*** Block opens ***

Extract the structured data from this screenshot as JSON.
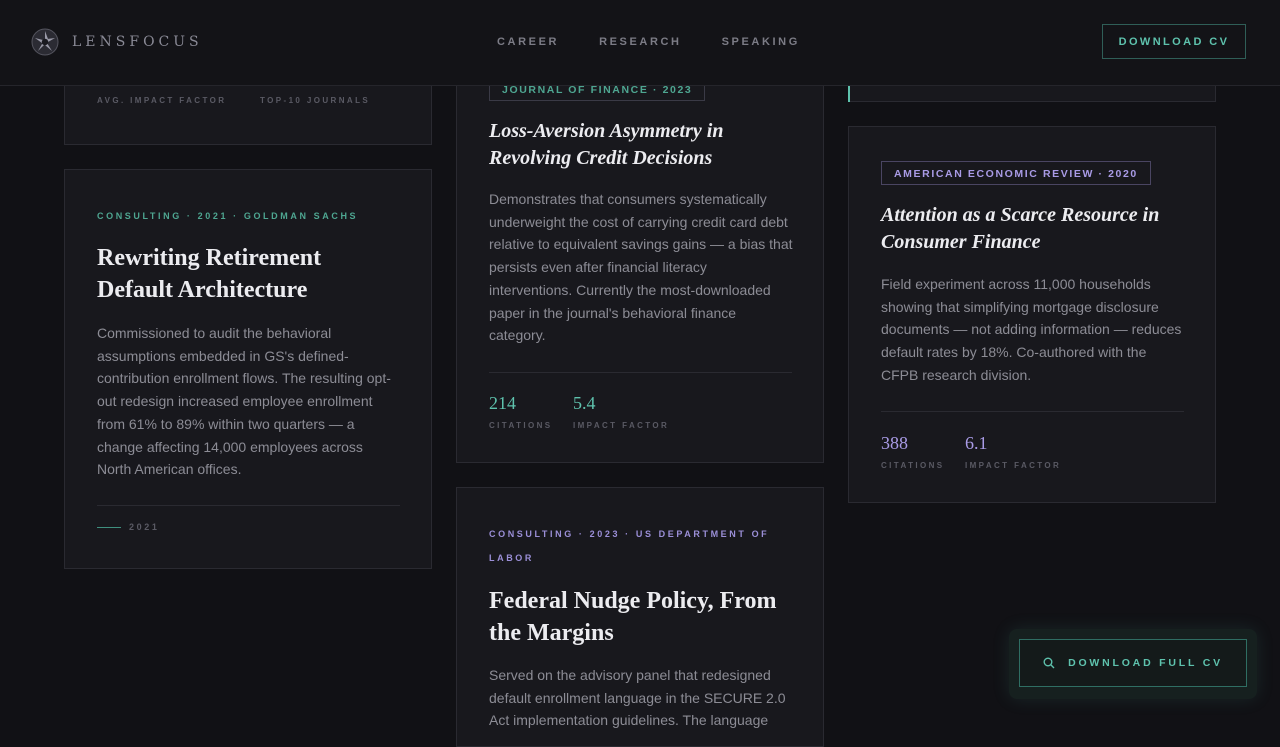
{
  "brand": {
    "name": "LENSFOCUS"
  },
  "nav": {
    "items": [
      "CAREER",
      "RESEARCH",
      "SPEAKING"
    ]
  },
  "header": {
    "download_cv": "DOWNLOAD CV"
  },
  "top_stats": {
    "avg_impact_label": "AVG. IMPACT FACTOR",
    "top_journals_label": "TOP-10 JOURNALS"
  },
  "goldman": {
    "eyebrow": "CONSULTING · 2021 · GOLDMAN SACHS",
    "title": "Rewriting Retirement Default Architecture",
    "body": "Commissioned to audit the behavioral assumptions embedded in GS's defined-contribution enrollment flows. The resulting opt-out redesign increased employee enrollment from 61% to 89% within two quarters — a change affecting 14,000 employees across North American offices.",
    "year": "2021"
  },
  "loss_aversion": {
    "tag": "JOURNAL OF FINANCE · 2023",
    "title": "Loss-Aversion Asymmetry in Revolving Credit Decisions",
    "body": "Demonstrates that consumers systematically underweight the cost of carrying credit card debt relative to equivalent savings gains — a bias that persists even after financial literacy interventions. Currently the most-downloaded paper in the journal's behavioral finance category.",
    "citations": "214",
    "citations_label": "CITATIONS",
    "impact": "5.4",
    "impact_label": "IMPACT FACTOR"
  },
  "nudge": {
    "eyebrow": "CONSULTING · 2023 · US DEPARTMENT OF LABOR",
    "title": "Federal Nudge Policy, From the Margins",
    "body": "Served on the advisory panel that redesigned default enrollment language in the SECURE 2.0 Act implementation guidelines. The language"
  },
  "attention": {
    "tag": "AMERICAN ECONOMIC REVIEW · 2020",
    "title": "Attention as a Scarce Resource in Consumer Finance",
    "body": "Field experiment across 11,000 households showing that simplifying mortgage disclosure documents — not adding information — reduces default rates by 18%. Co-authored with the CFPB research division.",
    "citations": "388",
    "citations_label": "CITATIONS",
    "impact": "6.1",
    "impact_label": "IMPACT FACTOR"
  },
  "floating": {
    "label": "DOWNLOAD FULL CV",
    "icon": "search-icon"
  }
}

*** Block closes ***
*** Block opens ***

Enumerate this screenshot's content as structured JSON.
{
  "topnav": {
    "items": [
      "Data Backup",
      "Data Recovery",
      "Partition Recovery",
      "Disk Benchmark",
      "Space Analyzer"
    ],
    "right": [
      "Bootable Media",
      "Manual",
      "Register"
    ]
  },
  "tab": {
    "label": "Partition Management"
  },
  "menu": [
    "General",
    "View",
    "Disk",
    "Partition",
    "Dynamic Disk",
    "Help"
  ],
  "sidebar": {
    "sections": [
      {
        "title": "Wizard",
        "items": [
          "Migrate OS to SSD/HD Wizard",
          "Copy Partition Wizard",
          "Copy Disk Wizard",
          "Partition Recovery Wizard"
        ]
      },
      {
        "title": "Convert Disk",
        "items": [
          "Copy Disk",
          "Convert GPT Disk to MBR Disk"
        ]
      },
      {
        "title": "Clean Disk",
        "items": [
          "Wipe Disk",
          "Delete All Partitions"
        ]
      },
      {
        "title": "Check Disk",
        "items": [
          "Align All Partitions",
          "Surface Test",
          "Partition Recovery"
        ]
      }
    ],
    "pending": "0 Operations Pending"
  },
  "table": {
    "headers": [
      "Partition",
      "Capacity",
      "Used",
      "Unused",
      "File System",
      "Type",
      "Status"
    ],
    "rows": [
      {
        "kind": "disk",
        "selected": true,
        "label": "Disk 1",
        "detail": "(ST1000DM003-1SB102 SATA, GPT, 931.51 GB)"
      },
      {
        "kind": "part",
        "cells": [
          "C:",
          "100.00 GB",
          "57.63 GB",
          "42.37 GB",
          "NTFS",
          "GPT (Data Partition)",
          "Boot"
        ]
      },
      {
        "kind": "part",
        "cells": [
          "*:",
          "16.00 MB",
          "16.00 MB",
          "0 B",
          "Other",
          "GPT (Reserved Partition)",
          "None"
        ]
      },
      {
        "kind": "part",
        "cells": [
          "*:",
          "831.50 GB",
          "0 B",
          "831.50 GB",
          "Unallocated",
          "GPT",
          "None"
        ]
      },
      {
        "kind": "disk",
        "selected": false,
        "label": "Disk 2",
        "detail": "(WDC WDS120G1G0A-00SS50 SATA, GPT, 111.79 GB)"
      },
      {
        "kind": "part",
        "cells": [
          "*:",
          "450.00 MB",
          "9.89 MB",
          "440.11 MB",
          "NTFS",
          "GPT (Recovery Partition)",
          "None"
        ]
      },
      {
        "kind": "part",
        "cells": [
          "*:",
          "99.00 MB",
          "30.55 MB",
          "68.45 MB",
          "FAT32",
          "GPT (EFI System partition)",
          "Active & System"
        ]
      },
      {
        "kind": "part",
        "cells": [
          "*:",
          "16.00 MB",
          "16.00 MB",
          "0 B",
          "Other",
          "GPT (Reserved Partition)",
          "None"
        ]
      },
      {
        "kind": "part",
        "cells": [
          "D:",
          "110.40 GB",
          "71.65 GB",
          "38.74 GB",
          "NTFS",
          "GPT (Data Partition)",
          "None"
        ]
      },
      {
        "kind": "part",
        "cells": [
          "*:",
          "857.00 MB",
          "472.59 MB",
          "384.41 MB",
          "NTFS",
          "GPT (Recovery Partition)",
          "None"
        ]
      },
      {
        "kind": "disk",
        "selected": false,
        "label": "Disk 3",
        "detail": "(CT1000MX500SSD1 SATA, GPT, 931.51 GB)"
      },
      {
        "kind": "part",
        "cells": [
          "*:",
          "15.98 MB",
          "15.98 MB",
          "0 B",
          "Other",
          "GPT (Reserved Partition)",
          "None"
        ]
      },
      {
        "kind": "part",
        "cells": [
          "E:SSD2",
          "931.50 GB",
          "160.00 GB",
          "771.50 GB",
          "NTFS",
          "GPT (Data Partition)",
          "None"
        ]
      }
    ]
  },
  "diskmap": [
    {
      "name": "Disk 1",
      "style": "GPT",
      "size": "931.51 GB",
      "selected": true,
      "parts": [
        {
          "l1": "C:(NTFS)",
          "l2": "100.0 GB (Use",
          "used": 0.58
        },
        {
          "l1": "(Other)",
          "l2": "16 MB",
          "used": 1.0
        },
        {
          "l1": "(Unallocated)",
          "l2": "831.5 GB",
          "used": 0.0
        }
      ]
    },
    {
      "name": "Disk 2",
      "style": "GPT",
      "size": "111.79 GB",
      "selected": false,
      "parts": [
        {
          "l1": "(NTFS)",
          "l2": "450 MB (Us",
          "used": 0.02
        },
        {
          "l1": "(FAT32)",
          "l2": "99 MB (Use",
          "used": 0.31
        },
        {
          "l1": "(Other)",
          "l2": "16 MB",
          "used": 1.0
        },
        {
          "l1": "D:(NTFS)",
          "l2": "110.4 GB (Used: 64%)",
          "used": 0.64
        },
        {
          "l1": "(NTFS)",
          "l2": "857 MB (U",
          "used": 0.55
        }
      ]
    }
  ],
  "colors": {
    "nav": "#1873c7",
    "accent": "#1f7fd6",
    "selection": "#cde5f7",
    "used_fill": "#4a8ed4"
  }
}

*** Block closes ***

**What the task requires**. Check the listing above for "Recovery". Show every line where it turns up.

**Expected answer**.
      "Data Recovery",
      "Partition Recovery",
          "Partition Recovery Wizard"
          "Partition Recovery"
          "GPT (Recovery Partition)",
          "GPT (Recovery Partition)",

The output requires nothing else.